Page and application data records
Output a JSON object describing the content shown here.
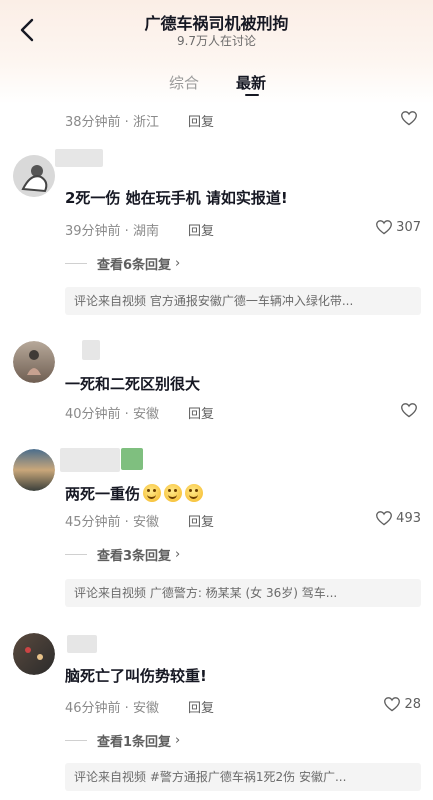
{
  "header": {
    "title": "广德车祸司机被刑拘",
    "subtitle": "9.7万人在讨论",
    "tabs": [
      {
        "label": "综合",
        "active": false
      },
      {
        "label": "最新",
        "active": true
      }
    ]
  },
  "colors": {
    "text": "#161823",
    "meta": "#8a8a8a",
    "source_bg": "#f4f4f4"
  },
  "comments": [
    {
      "time_location": "38分钟前 · 浙江",
      "reply_label": "回复",
      "likes": ""
    },
    {
      "content": "2死一伤 她在玩手机 请如实报道!",
      "time_location": "39分钟前 · 湖南",
      "reply_label": "回复",
      "likes": "307",
      "expand_label": "查看6条回复",
      "source": "评论来自视频 官方通报安徽广德一车辆冲入绿化带..."
    },
    {
      "content": "一死和二死区别很大",
      "time_location": "40分钟前 · 安徽",
      "reply_label": "回复",
      "likes": ""
    },
    {
      "content": "两死一重伤",
      "time_location": "45分钟前 · 安徽",
      "reply_label": "回复",
      "likes": "493",
      "expand_label": "查看3条回复",
      "source": "评论来自视频 广德警方: 杨某某 (女 36岁) 驾车..."
    },
    {
      "content": "脑死亡了叫伤势较重!",
      "time_location": "46分钟前 · 安徽",
      "reply_label": "回复",
      "likes": "28",
      "expand_label": "查看1条回复",
      "source": "评论来自视频 #警方通报广德车祸1死2伤 安徽广..."
    }
  ]
}
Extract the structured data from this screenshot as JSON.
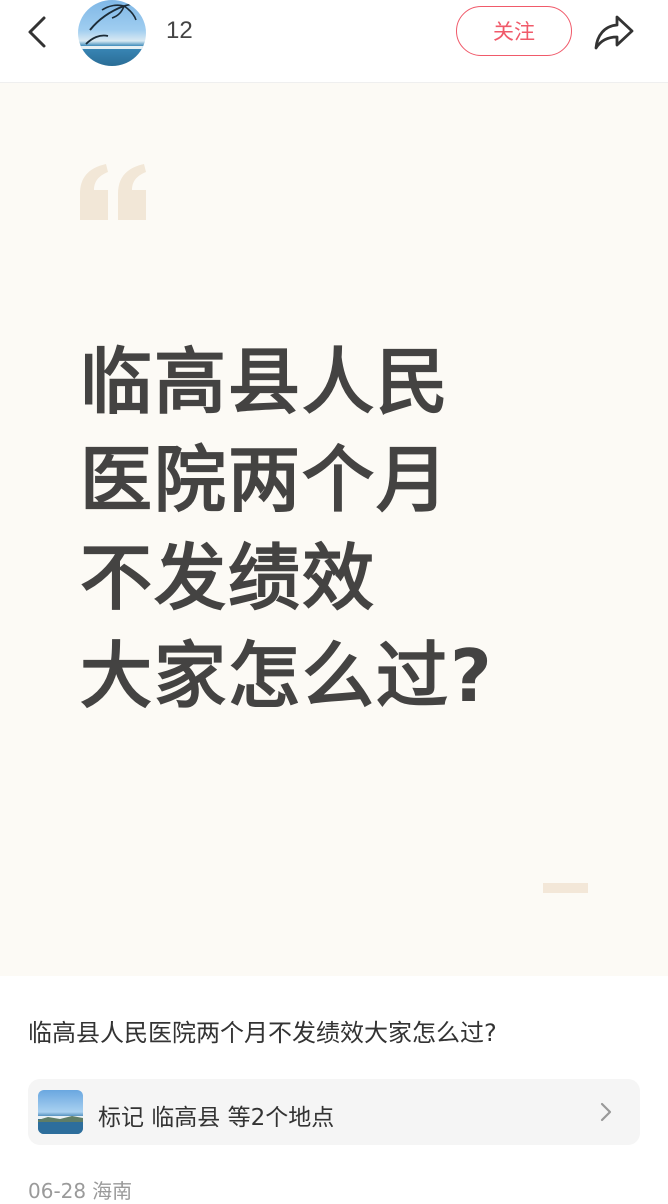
{
  "header": {
    "username": "12",
    "follow_label": "关注",
    "icons": {
      "back": "back-arrow-icon",
      "share": "share-arrow-icon"
    }
  },
  "cover": {
    "lines": [
      "临高县人民",
      "医院两个月",
      "不发绩效",
      "大家怎么过?"
    ],
    "colors": {
      "background": "#fcfaf5",
      "text": "#444342",
      "accent": "#f3e7d8"
    }
  },
  "post": {
    "title": "临高县人民医院两个月不发绩效大家怎么过?"
  },
  "location": {
    "text": "标记 临高县 等2个地点"
  },
  "meta": {
    "date": "06-28",
    "region": "海南"
  },
  "colors": {
    "accent": "#f05a6a"
  }
}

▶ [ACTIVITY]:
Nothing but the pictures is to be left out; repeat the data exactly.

▶ [RESPONSE]:
Output a JSON object describing the content shown here.
{
  "header": {
    "title": "广德车祸司机被刑拘",
    "subtitle": "9.7万人在讨论",
    "tabs": [
      {
        "label": "综合",
        "active": false
      },
      {
        "label": "最新",
        "active": true
      }
    ]
  },
  "colors": {
    "text": "#161823",
    "meta": "#8a8a8a",
    "source_bg": "#f4f4f4"
  },
  "comments": [
    {
      "time_location": "38分钟前 · 浙江",
      "reply_label": "回复",
      "likes": ""
    },
    {
      "content": "2死一伤 她在玩手机 请如实报道!",
      "time_location": "39分钟前 · 湖南",
      "reply_label": "回复",
      "likes": "307",
      "expand_label": "查看6条回复",
      "source": "评论来自视频 官方通报安徽广德一车辆冲入绿化带..."
    },
    {
      "content": "一死和二死区别很大",
      "time_location": "40分钟前 · 安徽",
      "reply_label": "回复",
      "likes": ""
    },
    {
      "content": "两死一重伤",
      "time_location": "45分钟前 · 安徽",
      "reply_label": "回复",
      "likes": "493",
      "expand_label": "查看3条回复",
      "source": "评论来自视频 广德警方: 杨某某 (女 36岁) 驾车..."
    },
    {
      "content": "脑死亡了叫伤势较重!",
      "time_location": "46分钟前 · 安徽",
      "reply_label": "回复",
      "likes": "28",
      "expand_label": "查看1条回复",
      "source": "评论来自视频 #警方通报广德车祸1死2伤 安徽广..."
    }
  ]
}
Extract the structured data from this screenshot as JSON.
{
  "header": {
    "username": "12",
    "follow_label": "关注",
    "icons": {
      "back": "back-arrow-icon",
      "share": "share-arrow-icon"
    }
  },
  "cover": {
    "lines": [
      "临高县人民",
      "医院两个月",
      "不发绩效",
      "大家怎么过?"
    ],
    "colors": {
      "background": "#fcfaf5",
      "text": "#444342",
      "accent": "#f3e7d8"
    }
  },
  "post": {
    "title": "临高县人民医院两个月不发绩效大家怎么过?"
  },
  "location": {
    "text": "标记 临高县 等2个地点"
  },
  "meta": {
    "date": "06-28",
    "region": "海南"
  },
  "colors": {
    "accent": "#f05a6a"
  }
}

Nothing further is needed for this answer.